The only acceptable reply is the number of lines in the material below that hold "name".
START Data excerpts
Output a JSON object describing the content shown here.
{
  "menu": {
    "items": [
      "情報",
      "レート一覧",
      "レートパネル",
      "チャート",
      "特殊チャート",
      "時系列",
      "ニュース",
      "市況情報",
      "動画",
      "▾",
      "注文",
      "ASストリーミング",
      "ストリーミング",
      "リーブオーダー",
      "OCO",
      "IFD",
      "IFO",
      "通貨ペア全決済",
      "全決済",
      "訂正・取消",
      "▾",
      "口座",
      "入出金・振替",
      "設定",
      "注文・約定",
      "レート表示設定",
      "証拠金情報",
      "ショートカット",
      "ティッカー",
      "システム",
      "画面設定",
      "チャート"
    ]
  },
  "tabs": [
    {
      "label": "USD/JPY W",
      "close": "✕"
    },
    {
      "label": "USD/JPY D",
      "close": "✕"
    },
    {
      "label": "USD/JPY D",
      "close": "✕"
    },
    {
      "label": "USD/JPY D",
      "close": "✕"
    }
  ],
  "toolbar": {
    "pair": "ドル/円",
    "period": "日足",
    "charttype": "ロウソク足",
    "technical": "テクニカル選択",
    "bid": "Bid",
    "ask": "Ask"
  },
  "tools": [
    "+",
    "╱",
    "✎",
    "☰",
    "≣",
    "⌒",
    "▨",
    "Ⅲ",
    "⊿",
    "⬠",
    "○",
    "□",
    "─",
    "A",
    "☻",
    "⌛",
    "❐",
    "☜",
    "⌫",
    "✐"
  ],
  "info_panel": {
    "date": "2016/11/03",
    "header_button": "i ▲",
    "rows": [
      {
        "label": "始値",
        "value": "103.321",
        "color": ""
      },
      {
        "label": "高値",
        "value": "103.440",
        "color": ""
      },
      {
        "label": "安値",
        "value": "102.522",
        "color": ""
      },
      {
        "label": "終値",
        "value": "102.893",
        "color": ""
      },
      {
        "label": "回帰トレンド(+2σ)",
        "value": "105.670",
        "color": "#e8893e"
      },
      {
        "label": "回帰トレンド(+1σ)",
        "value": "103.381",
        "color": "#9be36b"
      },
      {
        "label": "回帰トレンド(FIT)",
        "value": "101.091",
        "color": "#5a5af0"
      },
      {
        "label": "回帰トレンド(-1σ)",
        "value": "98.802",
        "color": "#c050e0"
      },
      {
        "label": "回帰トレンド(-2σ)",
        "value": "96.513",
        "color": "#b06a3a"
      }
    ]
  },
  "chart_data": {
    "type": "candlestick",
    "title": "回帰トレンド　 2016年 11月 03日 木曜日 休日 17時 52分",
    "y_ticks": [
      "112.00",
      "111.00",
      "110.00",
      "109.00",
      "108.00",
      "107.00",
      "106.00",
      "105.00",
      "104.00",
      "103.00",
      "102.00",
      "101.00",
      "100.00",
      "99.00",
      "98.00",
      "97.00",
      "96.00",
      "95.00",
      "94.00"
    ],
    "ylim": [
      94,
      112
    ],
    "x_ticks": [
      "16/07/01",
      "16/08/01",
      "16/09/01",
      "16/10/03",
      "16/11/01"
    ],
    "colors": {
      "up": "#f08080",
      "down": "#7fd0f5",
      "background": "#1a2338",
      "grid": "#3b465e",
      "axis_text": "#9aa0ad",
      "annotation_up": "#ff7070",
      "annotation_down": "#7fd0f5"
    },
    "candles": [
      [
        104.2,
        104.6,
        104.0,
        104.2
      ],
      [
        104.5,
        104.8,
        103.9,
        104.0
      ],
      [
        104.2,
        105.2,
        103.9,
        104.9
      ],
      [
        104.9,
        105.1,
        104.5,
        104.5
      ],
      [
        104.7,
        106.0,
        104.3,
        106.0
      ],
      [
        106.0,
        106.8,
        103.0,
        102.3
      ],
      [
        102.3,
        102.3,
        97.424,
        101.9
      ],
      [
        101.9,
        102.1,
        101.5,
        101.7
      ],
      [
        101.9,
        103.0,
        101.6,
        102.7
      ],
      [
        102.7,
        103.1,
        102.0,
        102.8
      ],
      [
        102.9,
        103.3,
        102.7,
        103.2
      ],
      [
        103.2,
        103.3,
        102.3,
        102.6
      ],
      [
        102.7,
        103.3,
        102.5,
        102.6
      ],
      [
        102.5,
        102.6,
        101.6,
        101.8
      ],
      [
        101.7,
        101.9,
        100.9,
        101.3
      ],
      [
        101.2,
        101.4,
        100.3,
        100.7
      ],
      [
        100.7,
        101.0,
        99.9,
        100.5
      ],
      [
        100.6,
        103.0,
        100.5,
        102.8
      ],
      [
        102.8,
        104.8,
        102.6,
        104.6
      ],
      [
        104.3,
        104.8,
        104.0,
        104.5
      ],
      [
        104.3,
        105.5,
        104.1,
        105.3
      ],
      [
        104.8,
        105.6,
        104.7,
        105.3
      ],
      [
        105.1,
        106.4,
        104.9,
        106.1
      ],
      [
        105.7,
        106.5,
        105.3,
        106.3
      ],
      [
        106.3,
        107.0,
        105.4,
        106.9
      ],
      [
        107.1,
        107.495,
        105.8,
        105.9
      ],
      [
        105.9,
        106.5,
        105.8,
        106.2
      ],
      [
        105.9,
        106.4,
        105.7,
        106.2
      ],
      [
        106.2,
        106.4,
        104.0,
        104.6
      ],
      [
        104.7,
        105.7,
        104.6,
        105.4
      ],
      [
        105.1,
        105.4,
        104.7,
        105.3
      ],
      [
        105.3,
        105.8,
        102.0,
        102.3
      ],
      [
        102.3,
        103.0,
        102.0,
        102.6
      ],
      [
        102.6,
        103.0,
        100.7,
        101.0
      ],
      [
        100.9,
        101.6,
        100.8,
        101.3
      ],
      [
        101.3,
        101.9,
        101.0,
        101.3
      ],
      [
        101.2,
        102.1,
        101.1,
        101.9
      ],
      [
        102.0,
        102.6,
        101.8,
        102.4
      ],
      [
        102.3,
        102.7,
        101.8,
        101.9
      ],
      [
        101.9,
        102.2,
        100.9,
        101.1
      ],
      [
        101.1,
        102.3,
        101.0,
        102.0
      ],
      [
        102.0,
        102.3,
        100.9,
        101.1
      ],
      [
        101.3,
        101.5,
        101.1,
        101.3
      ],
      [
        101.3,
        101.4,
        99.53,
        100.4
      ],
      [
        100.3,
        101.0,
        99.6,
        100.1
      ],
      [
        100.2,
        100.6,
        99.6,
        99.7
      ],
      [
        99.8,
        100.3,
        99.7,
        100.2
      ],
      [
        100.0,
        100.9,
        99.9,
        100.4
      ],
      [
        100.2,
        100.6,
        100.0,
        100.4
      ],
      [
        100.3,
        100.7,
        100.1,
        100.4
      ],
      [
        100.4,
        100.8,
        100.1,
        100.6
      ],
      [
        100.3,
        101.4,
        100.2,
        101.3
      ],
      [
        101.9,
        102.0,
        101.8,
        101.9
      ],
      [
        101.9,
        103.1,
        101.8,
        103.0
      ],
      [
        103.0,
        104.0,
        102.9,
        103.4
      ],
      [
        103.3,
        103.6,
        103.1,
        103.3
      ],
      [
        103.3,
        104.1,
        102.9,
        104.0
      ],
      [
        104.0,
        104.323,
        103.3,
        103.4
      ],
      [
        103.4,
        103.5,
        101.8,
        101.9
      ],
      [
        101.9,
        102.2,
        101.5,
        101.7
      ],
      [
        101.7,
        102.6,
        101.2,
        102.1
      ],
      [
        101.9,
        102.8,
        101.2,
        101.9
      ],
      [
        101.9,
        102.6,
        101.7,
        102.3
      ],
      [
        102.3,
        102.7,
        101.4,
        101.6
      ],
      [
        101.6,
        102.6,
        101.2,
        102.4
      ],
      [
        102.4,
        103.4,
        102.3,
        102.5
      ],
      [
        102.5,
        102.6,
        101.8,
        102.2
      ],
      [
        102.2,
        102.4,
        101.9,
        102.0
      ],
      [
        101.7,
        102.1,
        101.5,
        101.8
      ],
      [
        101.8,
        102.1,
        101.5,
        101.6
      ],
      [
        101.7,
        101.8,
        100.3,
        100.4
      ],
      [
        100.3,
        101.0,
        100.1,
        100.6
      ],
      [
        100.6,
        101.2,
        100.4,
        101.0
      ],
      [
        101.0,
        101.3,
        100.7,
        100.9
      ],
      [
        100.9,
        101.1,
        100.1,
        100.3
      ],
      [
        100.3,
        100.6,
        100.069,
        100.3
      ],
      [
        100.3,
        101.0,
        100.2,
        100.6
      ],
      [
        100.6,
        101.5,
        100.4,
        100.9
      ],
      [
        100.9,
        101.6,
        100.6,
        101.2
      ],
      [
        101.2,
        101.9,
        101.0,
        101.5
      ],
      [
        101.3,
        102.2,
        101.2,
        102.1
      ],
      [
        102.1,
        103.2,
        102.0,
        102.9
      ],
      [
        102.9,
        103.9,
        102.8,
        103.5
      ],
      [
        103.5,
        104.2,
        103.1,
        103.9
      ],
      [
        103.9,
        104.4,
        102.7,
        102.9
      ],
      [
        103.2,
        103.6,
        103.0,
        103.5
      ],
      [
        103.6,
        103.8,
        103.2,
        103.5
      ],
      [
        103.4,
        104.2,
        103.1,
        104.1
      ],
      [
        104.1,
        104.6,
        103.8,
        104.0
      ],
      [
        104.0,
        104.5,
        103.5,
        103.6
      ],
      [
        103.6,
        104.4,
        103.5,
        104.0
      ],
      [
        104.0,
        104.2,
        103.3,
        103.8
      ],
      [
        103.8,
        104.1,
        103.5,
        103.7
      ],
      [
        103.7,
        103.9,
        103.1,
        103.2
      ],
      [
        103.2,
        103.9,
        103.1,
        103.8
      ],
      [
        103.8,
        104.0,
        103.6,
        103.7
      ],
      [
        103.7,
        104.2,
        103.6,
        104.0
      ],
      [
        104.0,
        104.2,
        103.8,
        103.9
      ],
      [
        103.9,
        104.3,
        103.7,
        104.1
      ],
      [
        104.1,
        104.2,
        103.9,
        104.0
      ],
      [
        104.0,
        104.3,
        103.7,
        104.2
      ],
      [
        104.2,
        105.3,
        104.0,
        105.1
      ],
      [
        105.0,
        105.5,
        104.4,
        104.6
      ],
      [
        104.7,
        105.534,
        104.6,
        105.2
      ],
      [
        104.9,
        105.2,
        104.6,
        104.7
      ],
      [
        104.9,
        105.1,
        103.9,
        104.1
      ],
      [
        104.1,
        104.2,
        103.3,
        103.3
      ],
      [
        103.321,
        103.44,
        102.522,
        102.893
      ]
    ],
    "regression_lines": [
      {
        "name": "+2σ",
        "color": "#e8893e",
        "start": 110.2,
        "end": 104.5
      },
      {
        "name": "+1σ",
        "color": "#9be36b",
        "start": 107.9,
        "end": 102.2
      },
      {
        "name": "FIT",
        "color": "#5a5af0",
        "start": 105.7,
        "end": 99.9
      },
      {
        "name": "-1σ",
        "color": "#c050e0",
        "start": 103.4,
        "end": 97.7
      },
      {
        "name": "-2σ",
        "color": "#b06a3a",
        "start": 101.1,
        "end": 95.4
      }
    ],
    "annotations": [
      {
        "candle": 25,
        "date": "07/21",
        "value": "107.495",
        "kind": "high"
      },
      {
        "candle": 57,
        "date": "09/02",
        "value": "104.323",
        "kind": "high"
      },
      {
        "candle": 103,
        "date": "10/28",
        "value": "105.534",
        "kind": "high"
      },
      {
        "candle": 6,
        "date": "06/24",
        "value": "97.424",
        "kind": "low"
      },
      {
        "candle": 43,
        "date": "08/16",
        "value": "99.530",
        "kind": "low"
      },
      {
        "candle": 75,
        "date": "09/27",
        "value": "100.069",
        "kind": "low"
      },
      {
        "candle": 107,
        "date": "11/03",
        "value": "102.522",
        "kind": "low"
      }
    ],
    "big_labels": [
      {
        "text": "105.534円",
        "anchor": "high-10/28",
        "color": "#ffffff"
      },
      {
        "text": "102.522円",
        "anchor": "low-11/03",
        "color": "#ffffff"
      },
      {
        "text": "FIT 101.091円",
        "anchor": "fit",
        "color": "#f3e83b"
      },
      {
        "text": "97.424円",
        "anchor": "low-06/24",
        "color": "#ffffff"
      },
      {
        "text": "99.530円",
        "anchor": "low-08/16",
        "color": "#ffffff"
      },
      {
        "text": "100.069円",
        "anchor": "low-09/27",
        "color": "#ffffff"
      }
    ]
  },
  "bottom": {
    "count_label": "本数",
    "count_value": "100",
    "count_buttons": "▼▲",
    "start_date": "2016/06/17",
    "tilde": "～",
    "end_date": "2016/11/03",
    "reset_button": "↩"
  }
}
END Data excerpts
Task answer ->
5